**Stored data**:
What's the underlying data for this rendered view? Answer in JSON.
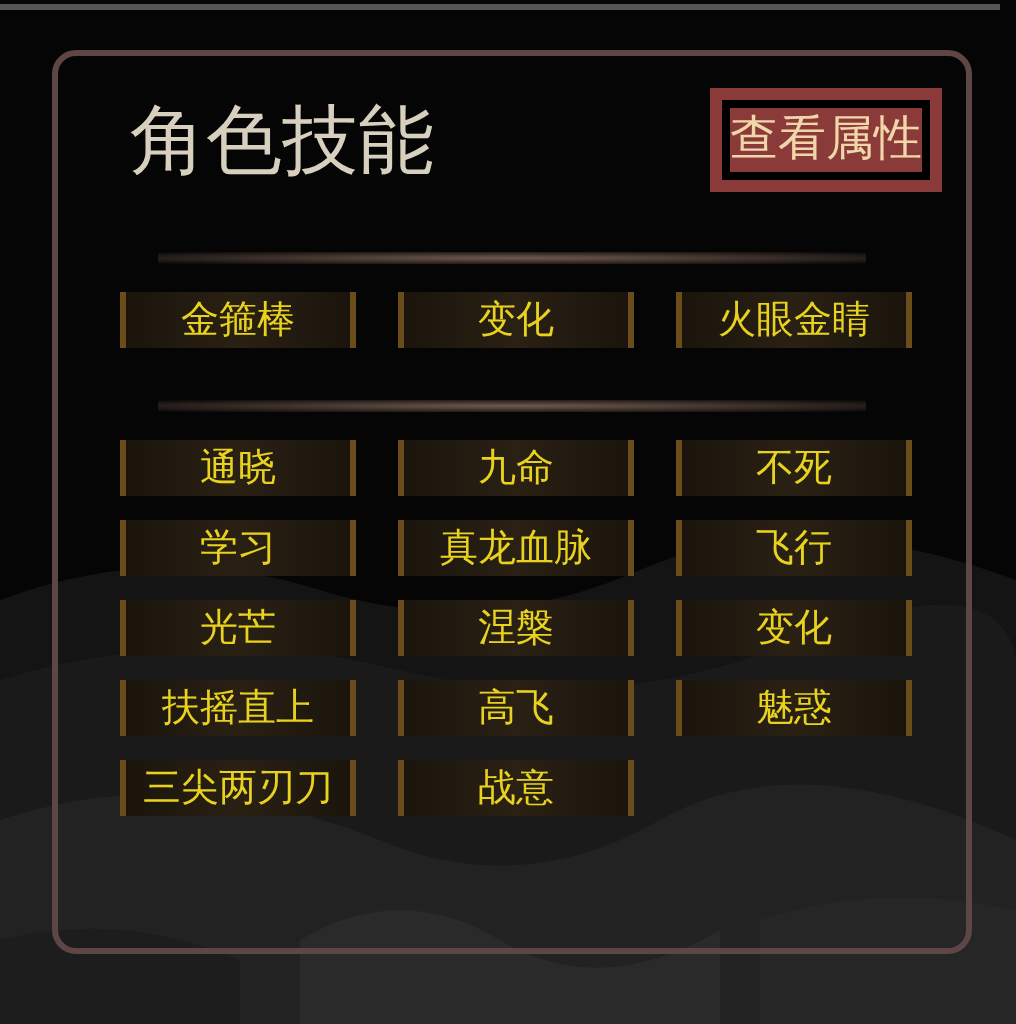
{
  "title": "角色技能",
  "button": {
    "label": "查看属性"
  },
  "sections": [
    {
      "skills": [
        "金箍棒",
        "变化",
        "火眼金睛"
      ]
    },
    {
      "skills": [
        "通晓",
        "九命",
        "不死",
        "学习",
        "真龙血脉",
        "飞行",
        "光芒",
        "涅槃",
        "变化",
        "扶摇直上",
        "高飞",
        "魅惑",
        "三尖两刃刀",
        "战意"
      ]
    }
  ]
}
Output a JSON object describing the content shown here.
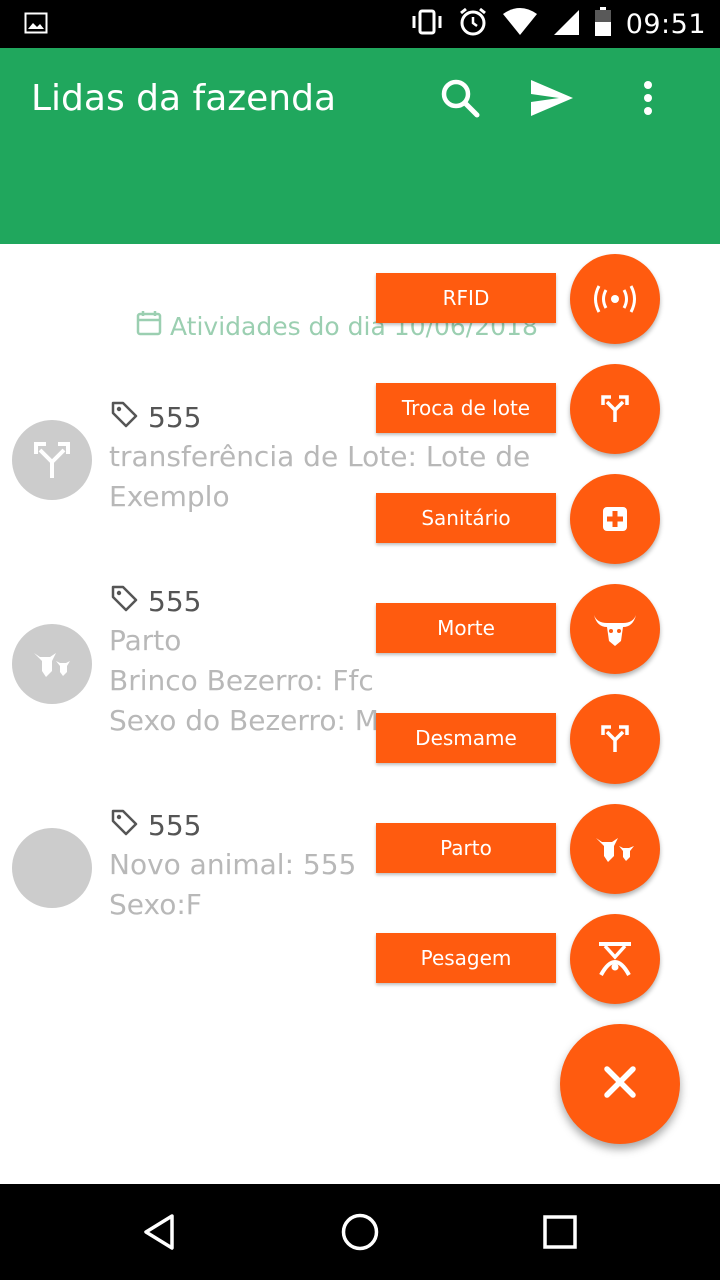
{
  "status_bar": {
    "time": "09:51"
  },
  "app_bar": {
    "title": "Lidas da fazenda",
    "color": "#20a75d"
  },
  "content": {
    "date_heading": "Atividades do dia 10/06/2018",
    "entries": [
      {
        "tag": "555",
        "lines": [
          "transferência de Lote: Lote de",
          "Exemplo"
        ],
        "icon": "branch-icon"
      },
      {
        "tag": "555",
        "lines": [
          "Parto",
          "Brinco Bezerro: Ffc",
          "Sexo do Bezerro: M"
        ],
        "icon": "cow-calf-icon"
      },
      {
        "tag": "555",
        "lines": [
          "Novo animal: 555",
          "Sexo:F"
        ],
        "icon": "blank-avatar"
      }
    ]
  },
  "speed_dial": {
    "accent": "#ff5b0f",
    "actions": [
      {
        "label": "RFID",
        "icon": "rfid-icon"
      },
      {
        "label": "Troca de lote",
        "icon": "branch-icon"
      },
      {
        "label": "Sanitário",
        "icon": "medical-plus-icon"
      },
      {
        "label": "Morte",
        "icon": "bull-skull-icon"
      },
      {
        "label": "Desmame",
        "icon": "branch-icon"
      },
      {
        "label": "Parto",
        "icon": "cow-calf-icon"
      },
      {
        "label": "Pesagem",
        "icon": "scale-icon"
      }
    ],
    "main_icon": "close-icon"
  },
  "nav_bar": {
    "buttons": [
      "back",
      "home",
      "recents"
    ]
  }
}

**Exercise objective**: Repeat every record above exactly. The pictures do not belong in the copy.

**Finished exercise**:
What's the underlying data for this rendered view? Answer in JSON.
{
  "title": "角色技能",
  "button": {
    "label": "查看属性"
  },
  "sections": [
    {
      "skills": [
        "金箍棒",
        "变化",
        "火眼金睛"
      ]
    },
    {
      "skills": [
        "通晓",
        "九命",
        "不死",
        "学习",
        "真龙血脉",
        "飞行",
        "光芒",
        "涅槃",
        "变化",
        "扶摇直上",
        "高飞",
        "魅惑",
        "三尖两刃刀",
        "战意"
      ]
    }
  ]
}
Output a JSON object describing the content shown here.
{
  "status_bar": {
    "time": "09:51"
  },
  "app_bar": {
    "title": "Lidas da fazenda",
    "color": "#20a75d"
  },
  "content": {
    "date_heading": "Atividades do dia 10/06/2018",
    "entries": [
      {
        "tag": "555",
        "lines": [
          "transferência de Lote: Lote de",
          "Exemplo"
        ],
        "icon": "branch-icon"
      },
      {
        "tag": "555",
        "lines": [
          "Parto",
          "Brinco Bezerro: Ffc",
          "Sexo do Bezerro: M"
        ],
        "icon": "cow-calf-icon"
      },
      {
        "tag": "555",
        "lines": [
          "Novo animal: 555",
          "Sexo:F"
        ],
        "icon": "blank-avatar"
      }
    ]
  },
  "speed_dial": {
    "accent": "#ff5b0f",
    "actions": [
      {
        "label": "RFID",
        "icon": "rfid-icon"
      },
      {
        "label": "Troca de lote",
        "icon": "branch-icon"
      },
      {
        "label": "Sanitário",
        "icon": "medical-plus-icon"
      },
      {
        "label": "Morte",
        "icon": "bull-skull-icon"
      },
      {
        "label": "Desmame",
        "icon": "branch-icon"
      },
      {
        "label": "Parto",
        "icon": "cow-calf-icon"
      },
      {
        "label": "Pesagem",
        "icon": "scale-icon"
      }
    ],
    "main_icon": "close-icon"
  },
  "nav_bar": {
    "buttons": [
      "back",
      "home",
      "recents"
    ]
  }
}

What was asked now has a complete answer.